→ Problem statement: Please repeat the data exactly, leaving nothing out.

→ Record extracts:

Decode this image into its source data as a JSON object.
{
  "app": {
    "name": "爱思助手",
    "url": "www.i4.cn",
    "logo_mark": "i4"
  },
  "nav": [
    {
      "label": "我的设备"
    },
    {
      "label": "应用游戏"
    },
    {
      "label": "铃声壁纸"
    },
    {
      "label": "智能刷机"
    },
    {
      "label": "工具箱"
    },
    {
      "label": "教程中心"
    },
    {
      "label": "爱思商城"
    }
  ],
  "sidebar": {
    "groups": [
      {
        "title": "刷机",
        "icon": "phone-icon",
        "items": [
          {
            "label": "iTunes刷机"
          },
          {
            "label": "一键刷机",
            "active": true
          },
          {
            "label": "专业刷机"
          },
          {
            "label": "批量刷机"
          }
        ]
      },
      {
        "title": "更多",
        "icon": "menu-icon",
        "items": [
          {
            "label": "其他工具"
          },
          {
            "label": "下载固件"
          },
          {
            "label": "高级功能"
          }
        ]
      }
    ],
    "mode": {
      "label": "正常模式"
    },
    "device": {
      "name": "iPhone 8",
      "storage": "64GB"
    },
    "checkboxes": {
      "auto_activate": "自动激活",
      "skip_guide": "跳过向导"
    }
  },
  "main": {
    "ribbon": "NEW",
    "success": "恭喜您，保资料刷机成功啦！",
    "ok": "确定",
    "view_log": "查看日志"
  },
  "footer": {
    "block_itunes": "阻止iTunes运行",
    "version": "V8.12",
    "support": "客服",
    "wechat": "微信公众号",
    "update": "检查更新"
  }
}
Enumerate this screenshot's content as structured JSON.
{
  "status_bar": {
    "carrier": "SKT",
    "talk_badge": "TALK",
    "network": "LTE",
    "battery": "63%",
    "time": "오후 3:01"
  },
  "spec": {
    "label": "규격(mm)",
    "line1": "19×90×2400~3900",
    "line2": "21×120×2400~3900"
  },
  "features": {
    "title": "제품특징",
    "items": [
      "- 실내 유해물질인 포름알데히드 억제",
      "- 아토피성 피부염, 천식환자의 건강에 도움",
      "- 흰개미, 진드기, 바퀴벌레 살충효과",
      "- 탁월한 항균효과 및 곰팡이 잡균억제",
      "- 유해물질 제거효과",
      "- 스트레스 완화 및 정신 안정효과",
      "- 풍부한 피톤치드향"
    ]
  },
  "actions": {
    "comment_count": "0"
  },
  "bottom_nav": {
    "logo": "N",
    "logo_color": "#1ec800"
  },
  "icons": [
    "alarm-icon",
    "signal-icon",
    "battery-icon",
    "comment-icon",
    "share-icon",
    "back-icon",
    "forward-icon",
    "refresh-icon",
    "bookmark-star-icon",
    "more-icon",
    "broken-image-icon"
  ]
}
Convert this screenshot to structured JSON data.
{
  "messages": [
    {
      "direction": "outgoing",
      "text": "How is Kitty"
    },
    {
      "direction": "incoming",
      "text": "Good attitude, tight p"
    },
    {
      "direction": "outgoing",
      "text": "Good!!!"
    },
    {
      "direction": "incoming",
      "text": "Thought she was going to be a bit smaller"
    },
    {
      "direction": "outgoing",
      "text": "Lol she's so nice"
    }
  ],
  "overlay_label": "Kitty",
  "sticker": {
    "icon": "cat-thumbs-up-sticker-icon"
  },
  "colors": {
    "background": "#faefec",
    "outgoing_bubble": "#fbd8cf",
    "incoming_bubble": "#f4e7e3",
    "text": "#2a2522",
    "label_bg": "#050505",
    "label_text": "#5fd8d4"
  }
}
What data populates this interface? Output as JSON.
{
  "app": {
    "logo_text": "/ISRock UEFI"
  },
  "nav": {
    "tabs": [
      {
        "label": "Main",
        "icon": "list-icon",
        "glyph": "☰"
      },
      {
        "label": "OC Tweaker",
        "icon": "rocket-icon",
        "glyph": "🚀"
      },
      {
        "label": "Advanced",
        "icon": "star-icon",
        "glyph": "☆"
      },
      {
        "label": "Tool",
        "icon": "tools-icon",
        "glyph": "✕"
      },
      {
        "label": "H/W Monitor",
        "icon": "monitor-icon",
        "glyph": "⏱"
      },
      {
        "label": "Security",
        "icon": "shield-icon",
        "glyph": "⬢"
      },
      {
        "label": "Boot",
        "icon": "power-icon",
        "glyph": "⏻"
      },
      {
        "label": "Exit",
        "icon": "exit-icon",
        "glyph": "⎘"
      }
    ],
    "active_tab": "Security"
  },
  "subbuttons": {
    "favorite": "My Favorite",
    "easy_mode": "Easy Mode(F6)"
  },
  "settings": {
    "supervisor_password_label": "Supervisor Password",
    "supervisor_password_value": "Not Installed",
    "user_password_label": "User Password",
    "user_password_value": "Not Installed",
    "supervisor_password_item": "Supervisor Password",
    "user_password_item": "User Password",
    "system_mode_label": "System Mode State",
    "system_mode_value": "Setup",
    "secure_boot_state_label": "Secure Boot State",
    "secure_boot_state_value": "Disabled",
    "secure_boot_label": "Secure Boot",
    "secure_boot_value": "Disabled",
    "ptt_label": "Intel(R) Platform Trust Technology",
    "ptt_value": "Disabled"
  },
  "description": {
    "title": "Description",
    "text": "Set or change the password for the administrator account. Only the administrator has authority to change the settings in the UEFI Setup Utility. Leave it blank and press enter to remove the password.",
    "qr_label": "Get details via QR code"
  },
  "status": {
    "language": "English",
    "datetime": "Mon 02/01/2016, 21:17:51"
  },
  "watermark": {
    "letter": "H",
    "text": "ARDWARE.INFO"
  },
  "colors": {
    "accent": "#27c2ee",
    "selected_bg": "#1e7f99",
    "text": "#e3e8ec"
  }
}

→ Your response:
Decode this image into its source data as a JSON object.
{
  "app": {
    "name": "爱思助手",
    "url": "www.i4.cn",
    "logo_mark": "i4"
  },
  "nav": [
    {
      "label": "我的设备"
    },
    {
      "label": "应用游戏"
    },
    {
      "label": "铃声壁纸"
    },
    {
      "label": "智能刷机"
    },
    {
      "label": "工具箱"
    },
    {
      "label": "教程中心"
    },
    {
      "label": "爱思商城"
    }
  ],
  "sidebar": {
    "groups": [
      {
        "title": "刷机",
        "icon": "phone-icon",
        "items": [
          {
            "label": "iTunes刷机"
          },
          {
            "label": "一键刷机",
            "active": true
          },
          {
            "label": "专业刷机"
          },
          {
            "label": "批量刷机"
          }
        ]
      },
      {
        "title": "更多",
        "icon": "menu-icon",
        "items": [
          {
            "label": "其他工具"
          },
          {
            "label": "下载固件"
          },
          {
            "label": "高级功能"
          }
        ]
      }
    ],
    "mode": {
      "label": "正常模式"
    },
    "device": {
      "name": "iPhone 8",
      "storage": "64GB"
    },
    "checkboxes": {
      "auto_activate": "自动激活",
      "skip_guide": "跳过向导"
    }
  },
  "main": {
    "ribbon": "NEW",
    "success": "恭喜您，保资料刷机成功啦！",
    "ok": "确定",
    "view_log": "查看日志"
  },
  "footer": {
    "block_itunes": "阻止iTunes运行",
    "version": "V8.12",
    "support": "客服",
    "wechat": "微信公众号",
    "update": "检查更新"
  }
}
Enumerate this screenshot's content as structured JSON.
{
  "status_bar": {
    "carrier": "SKT",
    "talk_badge": "TALK",
    "network": "LTE",
    "battery": "63%",
    "time": "오후 3:01"
  },
  "spec": {
    "label": "규격(mm)",
    "line1": "19×90×2400~3900",
    "line2": "21×120×2400~3900"
  },
  "features": {
    "title": "제품특징",
    "items": [
      "- 실내 유해물질인 포름알데히드 억제",
      "- 아토피성 피부염, 천식환자의 건강에 도움",
      "- 흰개미, 진드기, 바퀴벌레 살충효과",
      "- 탁월한 항균효과 및 곰팡이 잡균억제",
      "- 유해물질 제거효과",
      "- 스트레스 완화 및 정신 안정효과",
      "- 풍부한 피톤치드향"
    ]
  },
  "actions": {
    "comment_count": "0"
  },
  "bottom_nav": {
    "logo": "N",
    "logo_color": "#1ec800"
  },
  "icons": [
    "alarm-icon",
    "signal-icon",
    "battery-icon",
    "comment-icon",
    "share-icon",
    "back-icon",
    "forward-icon",
    "refresh-icon",
    "bookmark-star-icon",
    "more-icon",
    "broken-image-icon"
  ]
}
Convert this screenshot to structured JSON data.
{
  "messages": [
    {
      "direction": "outgoing",
      "text": "How is Kitty"
    },
    {
      "direction": "incoming",
      "text": "Good attitude, tight p"
    },
    {
      "direction": "outgoing",
      "text": "Good!!!"
    },
    {
      "direction": "incoming",
      "text": "Thought she was going to be a bit smaller"
    },
    {
      "direction": "outgoing",
      "text": "Lol she's so nice"
    }
  ],
  "overlay_label": "Kitty",
  "sticker": {
    "icon": "cat-thumbs-up-sticker-icon"
  },
  "colors": {
    "background": "#faefec",
    "outgoing_bubble": "#fbd8cf",
    "incoming_bubble": "#f4e7e3",
    "text": "#2a2522",
    "label_bg": "#050505",
    "label_text": "#5fd8d4"
  }
}
What data populates this interface? Output as JSON.
{
  "app": {
    "logo_text": "/ISRock UEFI"
  },
  "nav": {
    "tabs": [
      {
        "label": "Main",
        "icon": "list-icon",
        "glyph": "☰"
      },
      {
        "label": "OC Tweaker",
        "icon": "rocket-icon",
        "glyph": "🚀"
      },
      {
        "label": "Advanced",
        "icon": "star-icon",
        "glyph": "☆"
      },
      {
        "label": "Tool",
        "icon": "tools-icon",
        "glyph": "✕"
      },
      {
        "label": "H/W Monitor",
        "icon": "monitor-icon",
        "glyph": "⏱"
      },
      {
        "label": "Security",
        "icon": "shield-icon",
        "glyph": "⬢"
      },
      {
        "label": "Boot",
        "icon": "power-icon",
        "glyph": "⏻"
      },
      {
        "label": "Exit",
        "icon": "exit-icon",
        "glyph": "⎘"
      }
    ],
    "active_tab": "Security"
  },
  "subbuttons": {
    "favorite": "My Favorite",
    "easy_mode": "Easy Mode(F6)"
  },
  "settings": {
    "supervisor_password_label": "Supervisor Password",
    "supervisor_password_value": "Not Installed",
    "user_password_label": "User Password",
    "user_password_value": "Not Installed",
    "supervisor_password_item": "Supervisor Password",
    "user_password_item": "User Password",
    "system_mode_label": "System Mode State",
    "system_mode_value": "Setup",
    "secure_boot_state_label": "Secure Boot State",
    "secure_boot_state_value": "Disabled",
    "secure_boot_label": "Secure Boot",
    "secure_boot_value": "Disabled",
    "ptt_label": "Intel(R) Platform Trust Technology",
    "ptt_value": "Disabled"
  },
  "description": {
    "title": "Description",
    "text": "Set or change the password for the administrator account. Only the administrator has authority to change the settings in the UEFI Setup Utility. Leave it blank and press enter to remove the password.",
    "qr_label": "Get details via QR code"
  },
  "status": {
    "language": "English",
    "datetime": "Mon 02/01/2016, 21:17:51"
  },
  "watermark": {
    "letter": "H",
    "text": "ARDWARE.INFO"
  },
  "colors": {
    "accent": "#27c2ee",
    "selected_bg": "#1e7f99",
    "text": "#e3e8ec"
  }
}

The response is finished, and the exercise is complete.